Qualifying resumes when the U.S. hosts Honduras on March 24 and plays four days later at Panama.

"While we remain confident that we have quality players to help us advance to Russia 2018, the form and growth of the team up to this point left us convinced that we need to go in a different direction," U.S. Soccer Federation President Sunil Gulati said in a statement. "With the next qualifying match in late March, we have several months to refocus the group and determine the best way forward to ensure a successful journey to qualify for our eighth consecutive World Cup."

A former German star forward who has lived mostly in Southern California since retiring as a player in 1998, Klinsmann replaced Bob Bradley in July 2011 and led the team to the 2013 CONCACAF Gold Cup title and the second round of the 2014 World Cup, where the Americans lost to Belgium in extra time.

The USSF announced in December 2013 a four-year contract extension through 2018, but the successful World Cup was followed by poor performances. The U.S. was knocked out by Jamaica in last year's Gold Cup semifinals and lost to Mexico in a playoff for a Confederations Cup berth. The team rebounded to reach this year's Copa America semifinals before losing to Argentina 4-0. But this month Mexico beat the Americans 2-1 at Columbus, Ohio, in the first home qualifying loss for the U.S. since 2001.

And last week, the Americans were routed in Costa Rica, their largest margin of defeat in qualifying since 1980. They dropped to 0-2 for the first time in the hexagonal, as the final round of World Cup qualifying in North and Central America and the Caribbean is known.

While there is time to recover, given the top three teams qualify for the 2018 tournament in Russia and the fourth-place finisher advances to a playoff against Asia's No. 5 team, players seemed confused by Klinsmann's tactics, such as a 3-4-1-2 formation used at the start against the Mexicans.

"Today we made the difficult decision of parting ways with Jurgen Klinsmann," Gulati said. "There were considerable achievements along the way ... but there were also lesser publicized efforts behind the scenes. He challenged everyone in the U.S. Soccer community to think about things in new ways, and thanks to his efforts we have grown as an organization and expect there will be benefits from his work for years to come."

The U.S. had not changed coaches in the middle of qualifying since the USSF made the position a full-time job and hired Bob Gansler in 1989 to replace Lothar Osiander, who also at the time was a waiter at a San Francisco restaurant.
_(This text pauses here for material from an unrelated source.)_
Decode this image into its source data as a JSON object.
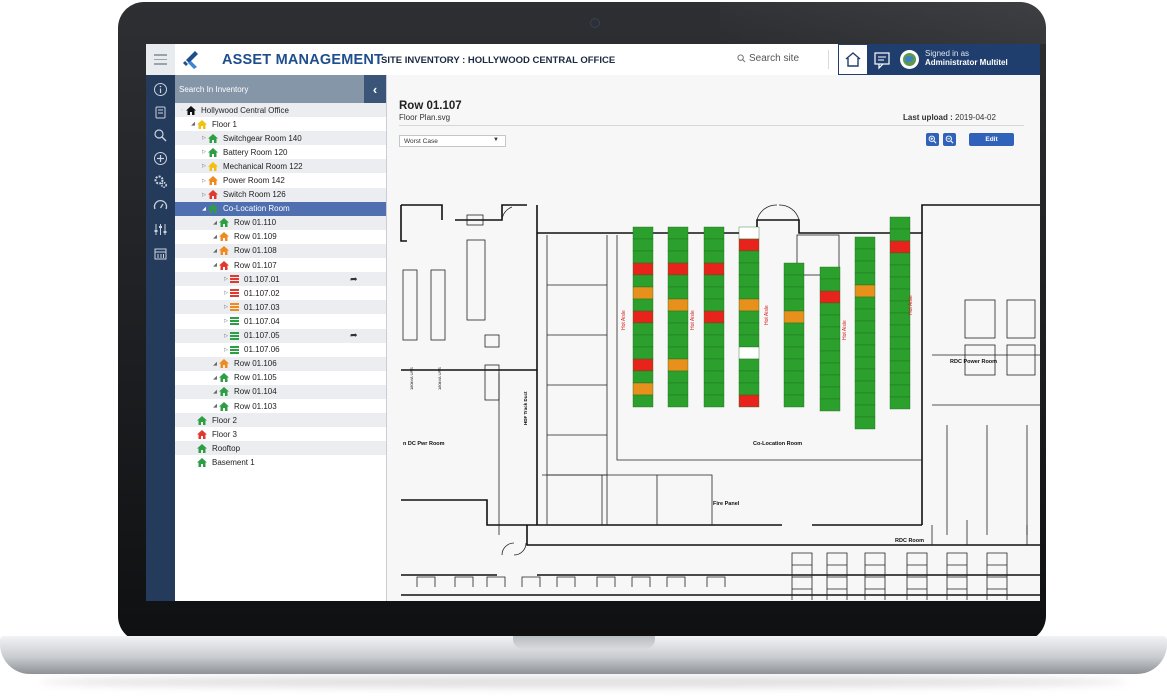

Klinsmann made controversial decisions, such as dropping Landon Donovan from the 2014 World Cup roster while taking along relatively inexperienced players such as John Brooks, Julian Green and DeAndre Yedlin. Brooks and Green were among five German-Americans on the 23-man U.S. World Cup roster, which drew criticism from some in the American soccer community.
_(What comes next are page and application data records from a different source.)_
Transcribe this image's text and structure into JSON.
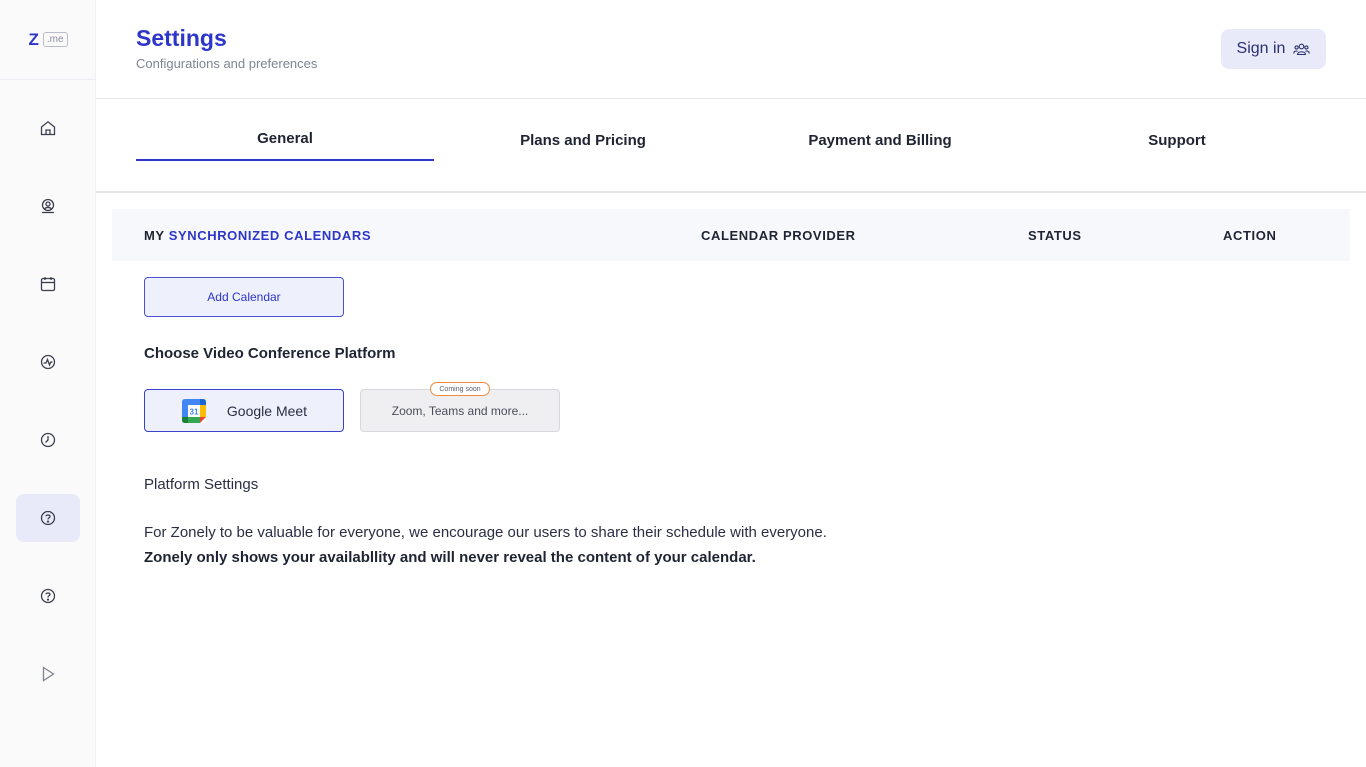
{
  "logo": {
    "letter": "Z",
    "suffix": ".me"
  },
  "header": {
    "title": "Settings",
    "subtitle": "Configurations and preferences",
    "signin_label": "Sign in"
  },
  "sidebar": {
    "items": [
      {
        "icon": "home-icon"
      },
      {
        "icon": "location-user-icon"
      },
      {
        "icon": "calendar-icon"
      },
      {
        "icon": "activity-icon"
      },
      {
        "icon": "clock-icon"
      },
      {
        "icon": "settings-help-icon",
        "active": true
      },
      {
        "icon": "help-icon"
      },
      {
        "icon": "play-icon"
      }
    ]
  },
  "tabs": [
    {
      "label": "General",
      "active": true
    },
    {
      "label": "Plans and Pricing"
    },
    {
      "label": "Payment and Billing"
    },
    {
      "label": "Support"
    }
  ],
  "calendars": {
    "col_my": "MY",
    "col_synchronized": "SYNCHRONIZED CALENDARS",
    "col_provider": "CALENDAR PROVIDER",
    "col_status": "STATUS",
    "col_action": "ACTION",
    "add_label": "Add Calendar"
  },
  "video": {
    "title": "Choose Video Conference Platform",
    "google_meet_label": "Google Meet",
    "google_calendar_day": "31",
    "other_label": "Zoom, Teams and more...",
    "coming_soon": "Coming soon"
  },
  "platform": {
    "title": "Platform Settings",
    "info_line_1": "For Zonely to be valuable for everyone, we encourage our users to share their schedule with everyone.",
    "info_line_2": "Zonely only shows your availabllity and will never reveal the content of your calendar."
  },
  "colors": {
    "accent": "#2d36c9",
    "active_bg": "#e9eaf9",
    "badge_border": "#f08a3c"
  }
}
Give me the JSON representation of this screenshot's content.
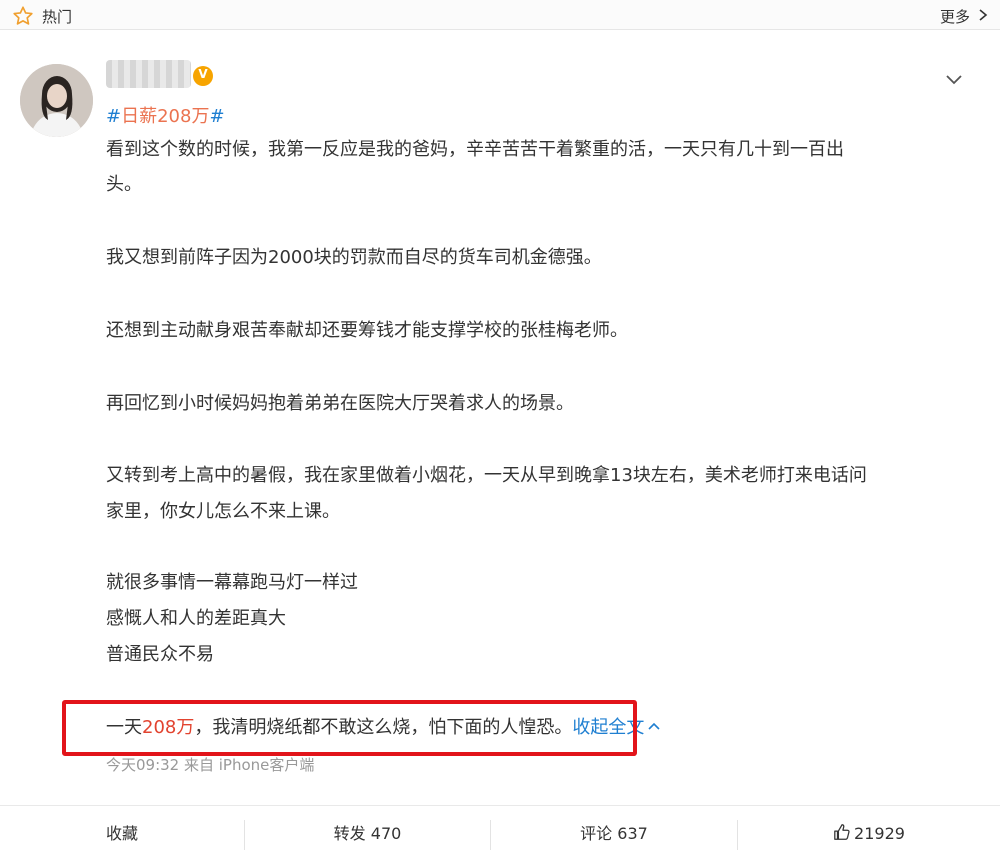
{
  "topbar": {
    "title": "热门",
    "more": "更多"
  },
  "post": {
    "hashtag": {
      "open": "#",
      "text": "日薪208万",
      "close": "#"
    },
    "paragraphs": {
      "p1_l1": "看到这个数的时候，我第一反应是我的爸妈，辛辛苦苦干着繁重的活，一天只有几十到一百出",
      "p1_l2": "头。",
      "p2": "我又想到前阵子因为2000块的罚款而自尽的货车司机金德强。",
      "p3": "还想到主动献身艰苦奉献却还要筹钱才能支撑学校的张桂梅老师。",
      "p4": "再回忆到小时候妈妈抱着弟弟在医院大厅哭着求人的场景。",
      "p5_l1": "又转到考上高中的暑假，我在家里做着小烟花，一天从早到晚拿13块左右，美术老师打来电话问",
      "p5_l2": "家里，你女儿怎么不来上课。",
      "p6_l1": "就很多事情一幕幕跑马灯一样过",
      "p6_l2": "感慨人和人的差距真大",
      "p6_l3": "普通民众不易"
    },
    "last_line": {
      "prefix": "一天",
      "amount": "208万",
      "suffix": "，我清明烧纸都不敢这么烧，怕下面的人惶恐。",
      "collapse": "收起全文"
    },
    "meta": "今天09:32  来自 iPhone客户端"
  },
  "actions": {
    "favorite": "收藏",
    "repost": "转发 470",
    "comment": "评论 637",
    "like": "21929"
  },
  "colors": {
    "hashtag_text": "#eb7350",
    "link": "#1f7fd1",
    "highlight_box": "#e2141a",
    "vip_badge": "#f7a400"
  }
}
He coached the team to a 55-27-16 record, including a U.S.-record 12-game winning streak and victories in exhibitions at Italy, Germany and the Netherlands. He has worked in the past year to integrate more young players into the lineup, such as teen midfield sensation Christian Pulisic, Bobby Wood and Jordan Morris.

Arena, a 65-year-old wisecracking Brooklynite known for blunt talk, was inducted into the U.S. National Soccer Hall of Fame in 2010. He coached the University of Virginia from 1978-95, then coached D.C. United to titles in Major League Soccer's first two seasons before losing in the 1998 final. As U.S. coach, he led the Americans to the 2002 World Cup quarterfinals in the team's best finish since 1930.

He was let go after the team's first-round elimination in 2006. Gulati unsuccessfully courted Klinsmann, who won the 1990 World Cup with West Germany and the 1996 European Championship with Germany, then coached his nation to the 2006 World Cup semifinals.

When Gulati and Klinsmann couldn't reach an agreement, the USSF hired Bradley, who coached the team to the second round of the 2010 World Cup. A year later, the Americans stumbled in the Gold Cup, and Klinsmann replaced Bradley.

Arena coached the New York Red Bulls of MLS from July 2006 to November 2007, then was hired the following August by the Galaxy. He led the team to MLS titles in 2011, '12 and '14.